“This double nationality of mine arises from the fact that my father married a Halikarnassian wife out of a noble Dorian family, and, at the time of my birth, was staying with her in Halikarnassus, having come thither in order to take possession of her parental inheritance. So, though I was taken back to Athens before I was three months old, I must still be called a Karian, as a man’s native land is decided by his birthplace.
“In Athens, as a young nobleman, belonging to that most aristocratic and ancient family, the Philaidae, I was reared and educated in all the pride of an Attic noble. Pisistratus, brave and clever, and though of equal, yet by no means of higher birth, than ourselves, for there exists no family more aristocratic than my father’s, gained possession of the supreme authority. Twice, the nobles, by uniting all their strength, succeeded in overthrowing him, and when, the third time, assisted by Lygdamis of Naxos, the Argives and Eretrians, he attempted to return, we opposed him again.

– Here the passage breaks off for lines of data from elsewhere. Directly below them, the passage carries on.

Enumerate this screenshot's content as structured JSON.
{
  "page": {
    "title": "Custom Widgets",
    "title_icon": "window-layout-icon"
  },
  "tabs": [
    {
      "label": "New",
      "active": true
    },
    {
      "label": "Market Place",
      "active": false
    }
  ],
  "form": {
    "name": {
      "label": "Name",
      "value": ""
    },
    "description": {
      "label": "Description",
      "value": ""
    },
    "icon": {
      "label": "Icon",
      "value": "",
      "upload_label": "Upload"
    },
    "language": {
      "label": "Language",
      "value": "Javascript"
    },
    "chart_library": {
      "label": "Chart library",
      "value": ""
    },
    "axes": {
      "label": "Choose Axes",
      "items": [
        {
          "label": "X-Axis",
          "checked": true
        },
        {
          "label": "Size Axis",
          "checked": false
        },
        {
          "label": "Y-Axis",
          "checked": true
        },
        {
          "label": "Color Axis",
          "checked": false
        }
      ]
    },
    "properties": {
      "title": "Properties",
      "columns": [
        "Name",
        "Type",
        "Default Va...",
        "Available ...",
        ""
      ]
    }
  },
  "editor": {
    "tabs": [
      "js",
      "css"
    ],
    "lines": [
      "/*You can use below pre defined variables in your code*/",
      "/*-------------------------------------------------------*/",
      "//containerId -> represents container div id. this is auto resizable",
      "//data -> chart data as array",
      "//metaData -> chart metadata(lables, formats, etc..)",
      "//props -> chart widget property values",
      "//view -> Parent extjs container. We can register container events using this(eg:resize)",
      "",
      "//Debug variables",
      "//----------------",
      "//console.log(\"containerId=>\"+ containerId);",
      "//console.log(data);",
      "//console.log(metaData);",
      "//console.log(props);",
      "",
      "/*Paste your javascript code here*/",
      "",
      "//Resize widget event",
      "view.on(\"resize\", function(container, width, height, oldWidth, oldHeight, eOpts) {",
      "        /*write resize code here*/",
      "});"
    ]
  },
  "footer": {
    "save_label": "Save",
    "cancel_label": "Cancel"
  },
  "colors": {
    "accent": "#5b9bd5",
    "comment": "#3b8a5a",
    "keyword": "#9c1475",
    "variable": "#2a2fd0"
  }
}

We had encamped by the temple of Minerva at Pallene, and were engaged in sacrificing to the goddess, early, before our first meal, when we were suddenly surprised by the clever tyrant, who gained an easy, bloodless victory over our unarmed troops. As half of the entire army opposed to the tyrant was under my command, I determined rather to die than yield, fought with my whole strength, implored the soldiers to remain steadfast, resisted without yielding a point, but fell at last with a spear in my shoulder.
“The Pisistratidae became lords of Athens. I fled to Halikarnassus, my second home, accompanied by my wife and children. There, my name being known through some daring military exploits, and, through my having once conquered in the Pythian games, I was appointed to a command in the mercenary troops of the King of Egypt; accompanied the expedition to Cyprus, shared with Aristomachus the renown of having conquered the birthplace of Aphrodite for Amasis, and finally was named commander-in-chief of all the mercenaries in Egypt.
“Last summer my wife died; our children, a boy of eleven and a girl of ten years, remained with an aunt in Halikarnassus. But she too has followed to the inexorable Hades, and so, only a few days ago I sent for the little ones here. They cannot, however, possibly reach Naukratis in less than three weeks, and yet they will already have set out on their journey before a letter to countermand my first order could reach them.